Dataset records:
--- START ---

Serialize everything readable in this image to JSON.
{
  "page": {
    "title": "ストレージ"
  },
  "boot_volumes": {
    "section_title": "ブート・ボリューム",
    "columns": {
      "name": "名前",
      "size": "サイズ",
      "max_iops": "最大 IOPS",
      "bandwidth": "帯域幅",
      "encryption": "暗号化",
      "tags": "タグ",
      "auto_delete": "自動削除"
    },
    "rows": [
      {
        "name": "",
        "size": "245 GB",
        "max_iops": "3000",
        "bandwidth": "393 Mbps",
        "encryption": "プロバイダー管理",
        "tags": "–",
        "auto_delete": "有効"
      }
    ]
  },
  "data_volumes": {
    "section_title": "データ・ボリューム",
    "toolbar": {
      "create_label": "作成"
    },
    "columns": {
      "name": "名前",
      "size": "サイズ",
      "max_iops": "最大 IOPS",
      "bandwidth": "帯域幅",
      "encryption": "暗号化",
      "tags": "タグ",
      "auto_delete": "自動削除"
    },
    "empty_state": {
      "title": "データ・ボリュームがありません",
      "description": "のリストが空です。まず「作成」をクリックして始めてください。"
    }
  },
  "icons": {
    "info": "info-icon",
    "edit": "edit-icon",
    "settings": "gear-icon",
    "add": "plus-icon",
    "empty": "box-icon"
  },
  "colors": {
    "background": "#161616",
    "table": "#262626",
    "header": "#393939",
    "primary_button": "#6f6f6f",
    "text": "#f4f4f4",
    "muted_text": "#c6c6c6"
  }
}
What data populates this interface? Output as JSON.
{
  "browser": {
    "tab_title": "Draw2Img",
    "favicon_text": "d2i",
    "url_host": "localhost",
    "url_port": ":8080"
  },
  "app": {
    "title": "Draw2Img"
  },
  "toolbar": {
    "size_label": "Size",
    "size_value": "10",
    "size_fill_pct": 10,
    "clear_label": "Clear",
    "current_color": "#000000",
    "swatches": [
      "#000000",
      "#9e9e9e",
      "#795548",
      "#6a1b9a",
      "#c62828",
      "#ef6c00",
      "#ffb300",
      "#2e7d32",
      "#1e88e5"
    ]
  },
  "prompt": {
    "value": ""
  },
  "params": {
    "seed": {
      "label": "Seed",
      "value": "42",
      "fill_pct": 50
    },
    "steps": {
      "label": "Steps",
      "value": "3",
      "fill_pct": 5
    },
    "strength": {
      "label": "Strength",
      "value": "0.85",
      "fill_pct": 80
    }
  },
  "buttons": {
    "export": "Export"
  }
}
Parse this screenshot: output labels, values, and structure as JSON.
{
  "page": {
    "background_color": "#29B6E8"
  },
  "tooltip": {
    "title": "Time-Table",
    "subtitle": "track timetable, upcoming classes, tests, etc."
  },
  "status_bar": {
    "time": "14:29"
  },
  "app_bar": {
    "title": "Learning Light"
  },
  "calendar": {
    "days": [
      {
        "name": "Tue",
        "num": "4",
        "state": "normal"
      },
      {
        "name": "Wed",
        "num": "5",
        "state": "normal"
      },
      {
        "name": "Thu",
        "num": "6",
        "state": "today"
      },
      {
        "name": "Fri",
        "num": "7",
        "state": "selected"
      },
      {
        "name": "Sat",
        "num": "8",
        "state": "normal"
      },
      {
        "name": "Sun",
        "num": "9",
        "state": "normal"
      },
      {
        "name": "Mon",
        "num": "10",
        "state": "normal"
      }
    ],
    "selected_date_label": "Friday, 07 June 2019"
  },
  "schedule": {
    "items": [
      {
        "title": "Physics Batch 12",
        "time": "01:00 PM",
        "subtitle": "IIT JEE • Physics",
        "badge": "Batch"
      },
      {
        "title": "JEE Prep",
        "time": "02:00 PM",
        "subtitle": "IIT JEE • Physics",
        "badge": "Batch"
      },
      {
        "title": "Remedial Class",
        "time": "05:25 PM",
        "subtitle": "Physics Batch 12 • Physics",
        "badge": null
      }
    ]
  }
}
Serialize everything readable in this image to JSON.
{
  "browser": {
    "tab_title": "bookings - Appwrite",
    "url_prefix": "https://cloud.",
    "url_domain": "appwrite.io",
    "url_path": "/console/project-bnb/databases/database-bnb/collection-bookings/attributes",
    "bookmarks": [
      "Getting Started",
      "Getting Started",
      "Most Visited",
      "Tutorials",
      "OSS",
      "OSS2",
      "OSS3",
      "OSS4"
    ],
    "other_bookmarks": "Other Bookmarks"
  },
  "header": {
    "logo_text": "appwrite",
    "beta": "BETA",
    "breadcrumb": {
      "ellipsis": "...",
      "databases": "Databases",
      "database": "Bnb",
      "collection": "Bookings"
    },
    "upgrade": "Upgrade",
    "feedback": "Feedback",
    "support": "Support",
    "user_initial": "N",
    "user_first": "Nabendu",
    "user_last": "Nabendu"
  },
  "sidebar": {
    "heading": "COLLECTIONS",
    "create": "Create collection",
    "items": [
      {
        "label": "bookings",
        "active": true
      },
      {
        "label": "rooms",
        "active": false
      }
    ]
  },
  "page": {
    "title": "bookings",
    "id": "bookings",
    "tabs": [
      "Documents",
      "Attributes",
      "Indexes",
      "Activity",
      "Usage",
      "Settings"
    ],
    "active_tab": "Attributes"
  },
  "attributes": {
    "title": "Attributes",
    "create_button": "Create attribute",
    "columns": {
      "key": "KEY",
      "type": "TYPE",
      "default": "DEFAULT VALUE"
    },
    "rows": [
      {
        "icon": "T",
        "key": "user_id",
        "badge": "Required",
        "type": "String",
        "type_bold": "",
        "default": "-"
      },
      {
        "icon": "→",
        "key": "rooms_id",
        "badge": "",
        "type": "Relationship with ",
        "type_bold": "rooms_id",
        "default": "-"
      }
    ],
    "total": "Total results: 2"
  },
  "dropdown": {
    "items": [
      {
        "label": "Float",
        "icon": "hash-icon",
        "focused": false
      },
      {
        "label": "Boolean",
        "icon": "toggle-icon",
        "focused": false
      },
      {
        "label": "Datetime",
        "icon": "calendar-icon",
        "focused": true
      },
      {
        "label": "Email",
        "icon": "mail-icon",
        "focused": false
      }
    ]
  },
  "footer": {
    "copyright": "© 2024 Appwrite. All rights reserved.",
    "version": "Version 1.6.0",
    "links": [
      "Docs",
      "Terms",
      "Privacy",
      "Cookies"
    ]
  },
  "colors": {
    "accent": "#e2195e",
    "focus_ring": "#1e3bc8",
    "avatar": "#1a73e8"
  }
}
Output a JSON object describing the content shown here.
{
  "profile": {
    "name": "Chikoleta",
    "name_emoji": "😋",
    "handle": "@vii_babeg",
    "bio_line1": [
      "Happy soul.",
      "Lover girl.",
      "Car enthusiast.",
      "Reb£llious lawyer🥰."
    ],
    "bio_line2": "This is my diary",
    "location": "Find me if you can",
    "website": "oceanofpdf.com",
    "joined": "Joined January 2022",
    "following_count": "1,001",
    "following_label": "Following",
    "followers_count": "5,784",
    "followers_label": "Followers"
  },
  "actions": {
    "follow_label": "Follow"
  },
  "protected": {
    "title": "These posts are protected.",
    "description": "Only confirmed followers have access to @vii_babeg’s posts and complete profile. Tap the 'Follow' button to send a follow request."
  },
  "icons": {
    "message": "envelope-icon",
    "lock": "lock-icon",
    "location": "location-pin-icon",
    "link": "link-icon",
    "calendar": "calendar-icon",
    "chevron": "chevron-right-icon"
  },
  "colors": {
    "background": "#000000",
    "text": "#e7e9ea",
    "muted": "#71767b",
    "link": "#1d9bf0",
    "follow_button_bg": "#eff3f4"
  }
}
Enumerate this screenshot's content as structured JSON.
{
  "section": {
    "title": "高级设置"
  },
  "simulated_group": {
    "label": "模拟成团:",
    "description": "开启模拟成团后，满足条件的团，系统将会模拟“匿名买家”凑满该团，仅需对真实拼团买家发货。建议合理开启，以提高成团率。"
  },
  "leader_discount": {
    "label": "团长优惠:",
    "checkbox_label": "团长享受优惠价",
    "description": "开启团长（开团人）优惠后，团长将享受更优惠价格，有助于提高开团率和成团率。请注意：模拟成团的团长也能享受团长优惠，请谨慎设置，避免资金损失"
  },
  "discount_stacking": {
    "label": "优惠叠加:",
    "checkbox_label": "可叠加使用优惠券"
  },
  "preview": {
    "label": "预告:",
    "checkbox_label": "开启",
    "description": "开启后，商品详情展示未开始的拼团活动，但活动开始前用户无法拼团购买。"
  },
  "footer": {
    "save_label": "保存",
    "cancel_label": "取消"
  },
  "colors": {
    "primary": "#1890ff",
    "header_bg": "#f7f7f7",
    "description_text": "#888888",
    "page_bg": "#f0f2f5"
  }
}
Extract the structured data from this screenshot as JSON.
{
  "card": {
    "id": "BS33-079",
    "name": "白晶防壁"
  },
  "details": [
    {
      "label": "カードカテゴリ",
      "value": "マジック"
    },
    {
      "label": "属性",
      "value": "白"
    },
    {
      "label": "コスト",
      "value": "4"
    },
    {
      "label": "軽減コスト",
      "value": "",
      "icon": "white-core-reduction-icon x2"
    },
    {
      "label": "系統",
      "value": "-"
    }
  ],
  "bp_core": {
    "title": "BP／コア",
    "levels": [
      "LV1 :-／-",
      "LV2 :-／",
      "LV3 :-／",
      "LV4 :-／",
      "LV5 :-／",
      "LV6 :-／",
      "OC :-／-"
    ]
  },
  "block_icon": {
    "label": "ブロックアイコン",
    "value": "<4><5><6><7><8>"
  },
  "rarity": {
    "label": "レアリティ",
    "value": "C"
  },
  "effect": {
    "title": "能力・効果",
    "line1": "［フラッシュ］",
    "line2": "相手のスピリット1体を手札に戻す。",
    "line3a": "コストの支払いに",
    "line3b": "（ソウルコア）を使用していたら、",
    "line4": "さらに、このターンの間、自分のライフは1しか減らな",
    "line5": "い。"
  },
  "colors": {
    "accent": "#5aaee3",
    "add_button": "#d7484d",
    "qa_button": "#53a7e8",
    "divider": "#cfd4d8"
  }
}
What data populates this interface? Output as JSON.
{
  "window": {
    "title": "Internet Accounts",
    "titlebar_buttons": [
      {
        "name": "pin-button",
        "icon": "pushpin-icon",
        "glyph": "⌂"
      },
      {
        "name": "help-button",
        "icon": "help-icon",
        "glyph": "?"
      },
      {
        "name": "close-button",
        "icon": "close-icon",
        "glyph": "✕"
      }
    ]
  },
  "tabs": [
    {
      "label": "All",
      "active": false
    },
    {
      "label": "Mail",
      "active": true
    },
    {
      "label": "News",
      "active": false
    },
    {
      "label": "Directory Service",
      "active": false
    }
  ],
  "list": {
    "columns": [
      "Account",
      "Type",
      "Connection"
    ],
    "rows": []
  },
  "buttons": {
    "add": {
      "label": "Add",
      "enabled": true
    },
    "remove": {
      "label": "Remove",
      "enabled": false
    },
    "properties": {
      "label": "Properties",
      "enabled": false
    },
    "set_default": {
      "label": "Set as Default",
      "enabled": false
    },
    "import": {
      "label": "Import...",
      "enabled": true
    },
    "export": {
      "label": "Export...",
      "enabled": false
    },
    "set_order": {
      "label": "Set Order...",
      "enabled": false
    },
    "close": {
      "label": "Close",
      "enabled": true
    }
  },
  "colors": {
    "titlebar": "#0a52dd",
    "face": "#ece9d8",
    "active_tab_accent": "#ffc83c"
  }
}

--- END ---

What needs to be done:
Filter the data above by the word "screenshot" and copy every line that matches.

Result of the exercise:
Parse this screenshot: output labels, values, and structure as JSON.
Enumerate this screenshot's content as structured JSON.
Extract the structured data from this screenshot as JSON.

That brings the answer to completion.